INPUT MATERIAL =>
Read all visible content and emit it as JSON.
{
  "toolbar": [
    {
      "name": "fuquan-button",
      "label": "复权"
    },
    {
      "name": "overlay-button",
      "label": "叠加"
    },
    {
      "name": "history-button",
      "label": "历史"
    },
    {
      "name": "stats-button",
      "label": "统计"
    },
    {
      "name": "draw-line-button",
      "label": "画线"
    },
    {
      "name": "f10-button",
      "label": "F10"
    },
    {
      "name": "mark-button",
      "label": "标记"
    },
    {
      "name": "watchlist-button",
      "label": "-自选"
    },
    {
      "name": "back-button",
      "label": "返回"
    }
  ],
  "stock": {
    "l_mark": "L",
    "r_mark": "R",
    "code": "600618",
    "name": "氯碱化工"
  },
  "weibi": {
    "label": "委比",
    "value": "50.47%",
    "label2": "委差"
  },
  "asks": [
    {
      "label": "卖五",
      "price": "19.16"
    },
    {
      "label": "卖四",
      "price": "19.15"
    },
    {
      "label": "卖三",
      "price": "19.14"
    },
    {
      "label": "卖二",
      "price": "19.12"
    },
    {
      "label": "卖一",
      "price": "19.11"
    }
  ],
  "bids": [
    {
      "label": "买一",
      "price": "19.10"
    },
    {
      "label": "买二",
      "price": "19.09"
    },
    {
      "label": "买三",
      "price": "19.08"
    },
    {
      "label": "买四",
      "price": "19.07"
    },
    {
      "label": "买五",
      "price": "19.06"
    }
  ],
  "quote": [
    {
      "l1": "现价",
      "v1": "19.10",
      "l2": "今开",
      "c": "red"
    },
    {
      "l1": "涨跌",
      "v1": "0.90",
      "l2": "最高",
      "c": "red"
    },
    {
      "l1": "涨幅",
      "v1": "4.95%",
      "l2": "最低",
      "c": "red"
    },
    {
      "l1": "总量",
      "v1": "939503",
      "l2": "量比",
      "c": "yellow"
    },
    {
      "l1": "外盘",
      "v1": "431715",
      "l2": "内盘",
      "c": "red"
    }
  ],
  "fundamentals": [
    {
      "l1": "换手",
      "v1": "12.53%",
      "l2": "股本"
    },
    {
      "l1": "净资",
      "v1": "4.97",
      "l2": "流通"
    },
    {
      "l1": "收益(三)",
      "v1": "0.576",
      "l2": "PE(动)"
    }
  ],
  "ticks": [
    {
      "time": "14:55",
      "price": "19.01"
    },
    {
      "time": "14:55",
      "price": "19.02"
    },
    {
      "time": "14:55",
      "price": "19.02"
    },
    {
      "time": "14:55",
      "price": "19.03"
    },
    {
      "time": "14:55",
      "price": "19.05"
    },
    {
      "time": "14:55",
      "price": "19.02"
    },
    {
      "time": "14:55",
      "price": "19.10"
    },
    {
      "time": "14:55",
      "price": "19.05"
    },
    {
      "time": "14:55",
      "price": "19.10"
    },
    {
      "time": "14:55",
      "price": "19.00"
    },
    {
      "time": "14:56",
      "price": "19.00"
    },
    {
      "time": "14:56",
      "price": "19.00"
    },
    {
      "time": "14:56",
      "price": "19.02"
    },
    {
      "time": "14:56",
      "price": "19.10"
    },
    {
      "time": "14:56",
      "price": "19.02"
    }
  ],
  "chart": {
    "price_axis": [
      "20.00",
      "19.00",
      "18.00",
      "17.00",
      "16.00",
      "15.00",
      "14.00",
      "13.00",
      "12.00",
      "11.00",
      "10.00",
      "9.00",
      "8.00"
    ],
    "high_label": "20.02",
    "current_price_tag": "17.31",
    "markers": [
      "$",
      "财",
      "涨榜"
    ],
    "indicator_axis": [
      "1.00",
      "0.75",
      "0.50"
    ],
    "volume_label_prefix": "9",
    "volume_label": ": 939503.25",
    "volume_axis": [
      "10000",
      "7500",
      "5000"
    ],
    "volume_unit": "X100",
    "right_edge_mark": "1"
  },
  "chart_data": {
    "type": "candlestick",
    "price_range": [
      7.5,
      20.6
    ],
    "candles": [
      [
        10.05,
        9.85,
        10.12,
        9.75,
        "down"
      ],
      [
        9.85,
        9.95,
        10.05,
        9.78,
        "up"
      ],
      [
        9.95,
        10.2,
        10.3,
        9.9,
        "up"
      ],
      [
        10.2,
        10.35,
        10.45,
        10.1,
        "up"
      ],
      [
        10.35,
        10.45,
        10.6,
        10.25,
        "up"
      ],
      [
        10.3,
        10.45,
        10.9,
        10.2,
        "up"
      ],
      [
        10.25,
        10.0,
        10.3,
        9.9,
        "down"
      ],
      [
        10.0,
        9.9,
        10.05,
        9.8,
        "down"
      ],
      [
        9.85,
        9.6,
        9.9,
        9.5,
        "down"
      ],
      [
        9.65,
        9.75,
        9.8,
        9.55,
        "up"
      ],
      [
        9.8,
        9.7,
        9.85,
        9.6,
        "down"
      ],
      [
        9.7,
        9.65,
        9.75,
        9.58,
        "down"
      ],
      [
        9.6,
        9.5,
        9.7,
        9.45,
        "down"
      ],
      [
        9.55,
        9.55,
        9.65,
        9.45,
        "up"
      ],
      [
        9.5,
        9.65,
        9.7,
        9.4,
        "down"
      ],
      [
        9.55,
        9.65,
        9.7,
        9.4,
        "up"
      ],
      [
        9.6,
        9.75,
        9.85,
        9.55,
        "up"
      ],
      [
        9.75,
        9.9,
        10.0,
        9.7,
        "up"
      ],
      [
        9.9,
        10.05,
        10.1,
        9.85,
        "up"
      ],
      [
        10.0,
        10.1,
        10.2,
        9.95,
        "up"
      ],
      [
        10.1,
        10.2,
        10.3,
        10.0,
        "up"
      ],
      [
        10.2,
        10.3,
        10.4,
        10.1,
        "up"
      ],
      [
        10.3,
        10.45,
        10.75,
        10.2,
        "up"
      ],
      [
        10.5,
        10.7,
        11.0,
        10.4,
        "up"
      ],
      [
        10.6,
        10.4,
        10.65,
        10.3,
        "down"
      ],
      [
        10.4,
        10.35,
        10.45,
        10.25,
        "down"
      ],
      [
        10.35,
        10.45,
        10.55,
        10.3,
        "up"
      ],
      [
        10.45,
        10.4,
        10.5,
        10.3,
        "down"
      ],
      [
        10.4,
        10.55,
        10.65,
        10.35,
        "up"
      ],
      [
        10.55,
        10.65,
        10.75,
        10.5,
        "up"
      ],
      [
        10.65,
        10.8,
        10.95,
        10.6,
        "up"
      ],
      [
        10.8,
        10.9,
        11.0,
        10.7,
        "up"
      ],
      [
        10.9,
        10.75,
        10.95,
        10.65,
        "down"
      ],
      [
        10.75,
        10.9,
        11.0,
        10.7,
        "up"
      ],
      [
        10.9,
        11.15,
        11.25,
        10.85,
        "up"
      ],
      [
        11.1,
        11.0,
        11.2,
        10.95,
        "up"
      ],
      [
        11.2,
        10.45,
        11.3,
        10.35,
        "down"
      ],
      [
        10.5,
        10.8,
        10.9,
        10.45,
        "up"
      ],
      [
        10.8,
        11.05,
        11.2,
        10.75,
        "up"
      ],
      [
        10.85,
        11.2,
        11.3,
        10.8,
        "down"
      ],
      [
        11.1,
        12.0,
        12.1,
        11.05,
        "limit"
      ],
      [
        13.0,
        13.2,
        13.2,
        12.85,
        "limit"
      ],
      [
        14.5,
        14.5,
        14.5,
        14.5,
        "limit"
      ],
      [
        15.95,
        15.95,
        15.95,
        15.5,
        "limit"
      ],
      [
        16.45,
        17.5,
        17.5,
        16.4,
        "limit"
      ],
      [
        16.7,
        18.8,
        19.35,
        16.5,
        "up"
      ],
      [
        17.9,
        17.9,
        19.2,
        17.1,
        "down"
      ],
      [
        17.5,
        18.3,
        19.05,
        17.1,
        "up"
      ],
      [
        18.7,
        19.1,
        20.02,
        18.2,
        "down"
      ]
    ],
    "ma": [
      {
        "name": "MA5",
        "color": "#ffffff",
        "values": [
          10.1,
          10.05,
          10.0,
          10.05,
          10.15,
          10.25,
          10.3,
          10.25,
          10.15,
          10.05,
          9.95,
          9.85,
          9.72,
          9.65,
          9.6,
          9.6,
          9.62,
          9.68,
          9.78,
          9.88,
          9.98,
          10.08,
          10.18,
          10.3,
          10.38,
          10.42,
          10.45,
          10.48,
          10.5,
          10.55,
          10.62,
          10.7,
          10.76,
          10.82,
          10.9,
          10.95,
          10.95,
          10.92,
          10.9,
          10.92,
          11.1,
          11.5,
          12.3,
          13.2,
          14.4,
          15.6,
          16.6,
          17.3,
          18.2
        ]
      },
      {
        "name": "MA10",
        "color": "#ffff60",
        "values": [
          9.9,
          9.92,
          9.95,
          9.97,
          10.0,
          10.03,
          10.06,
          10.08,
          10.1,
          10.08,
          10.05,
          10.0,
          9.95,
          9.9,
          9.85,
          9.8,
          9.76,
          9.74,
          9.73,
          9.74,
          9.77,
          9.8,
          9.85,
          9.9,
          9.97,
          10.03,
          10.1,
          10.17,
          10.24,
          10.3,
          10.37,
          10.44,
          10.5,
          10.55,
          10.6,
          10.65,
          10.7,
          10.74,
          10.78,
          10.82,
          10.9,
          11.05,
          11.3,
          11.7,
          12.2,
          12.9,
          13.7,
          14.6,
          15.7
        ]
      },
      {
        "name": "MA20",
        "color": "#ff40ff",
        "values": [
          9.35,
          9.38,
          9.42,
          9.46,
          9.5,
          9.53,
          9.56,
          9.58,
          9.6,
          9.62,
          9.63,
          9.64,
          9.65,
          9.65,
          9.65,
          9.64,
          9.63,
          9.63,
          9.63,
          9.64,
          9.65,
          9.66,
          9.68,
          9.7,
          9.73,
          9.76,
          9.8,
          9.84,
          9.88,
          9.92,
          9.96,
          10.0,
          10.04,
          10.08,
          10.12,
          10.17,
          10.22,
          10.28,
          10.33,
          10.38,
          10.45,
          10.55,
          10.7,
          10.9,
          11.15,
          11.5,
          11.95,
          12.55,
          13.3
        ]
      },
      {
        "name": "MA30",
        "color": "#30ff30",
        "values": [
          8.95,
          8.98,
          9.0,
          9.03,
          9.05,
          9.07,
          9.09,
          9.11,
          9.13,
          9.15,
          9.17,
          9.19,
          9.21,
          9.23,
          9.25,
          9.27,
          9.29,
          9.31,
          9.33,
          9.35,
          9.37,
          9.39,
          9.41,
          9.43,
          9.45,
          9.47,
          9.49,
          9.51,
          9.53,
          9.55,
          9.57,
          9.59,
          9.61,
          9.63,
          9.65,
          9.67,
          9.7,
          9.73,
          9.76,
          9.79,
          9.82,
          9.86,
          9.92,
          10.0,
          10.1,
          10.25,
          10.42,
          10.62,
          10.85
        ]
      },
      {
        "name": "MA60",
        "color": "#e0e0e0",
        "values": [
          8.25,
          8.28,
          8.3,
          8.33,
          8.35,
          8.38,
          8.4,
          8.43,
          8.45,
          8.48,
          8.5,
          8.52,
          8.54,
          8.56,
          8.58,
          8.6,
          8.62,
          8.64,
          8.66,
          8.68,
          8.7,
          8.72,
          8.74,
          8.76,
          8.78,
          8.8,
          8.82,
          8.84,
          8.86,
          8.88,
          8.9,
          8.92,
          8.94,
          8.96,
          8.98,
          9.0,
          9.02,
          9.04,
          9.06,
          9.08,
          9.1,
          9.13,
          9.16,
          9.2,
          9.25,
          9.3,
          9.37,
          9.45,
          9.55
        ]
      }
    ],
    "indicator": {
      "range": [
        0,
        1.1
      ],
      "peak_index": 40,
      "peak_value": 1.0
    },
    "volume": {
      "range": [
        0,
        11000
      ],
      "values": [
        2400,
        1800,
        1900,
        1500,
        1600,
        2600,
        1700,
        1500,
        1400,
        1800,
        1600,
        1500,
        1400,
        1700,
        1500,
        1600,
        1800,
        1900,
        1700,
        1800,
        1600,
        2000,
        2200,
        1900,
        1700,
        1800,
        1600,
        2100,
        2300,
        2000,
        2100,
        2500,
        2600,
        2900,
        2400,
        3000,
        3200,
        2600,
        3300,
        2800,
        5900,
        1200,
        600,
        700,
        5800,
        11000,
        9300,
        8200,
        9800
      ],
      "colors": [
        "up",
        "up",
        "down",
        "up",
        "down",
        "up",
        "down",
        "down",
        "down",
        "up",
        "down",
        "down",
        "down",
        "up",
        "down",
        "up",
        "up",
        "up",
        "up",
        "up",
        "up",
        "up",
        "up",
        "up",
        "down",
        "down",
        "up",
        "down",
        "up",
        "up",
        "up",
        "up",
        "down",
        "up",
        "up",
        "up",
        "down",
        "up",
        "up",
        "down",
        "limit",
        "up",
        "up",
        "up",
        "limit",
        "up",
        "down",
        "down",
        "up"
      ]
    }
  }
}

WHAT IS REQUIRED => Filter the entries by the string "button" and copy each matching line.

TASK ANSWER =>
      "name": "fuquan-button",
      "name": "overlay-button",
      "name": "history-button",
      "name": "stats-button",
      "name": "draw-line-button",
      "name": "f10-button",
      "name": "mark-button",
      "name": "watchlist-button",
      "name": "back-button",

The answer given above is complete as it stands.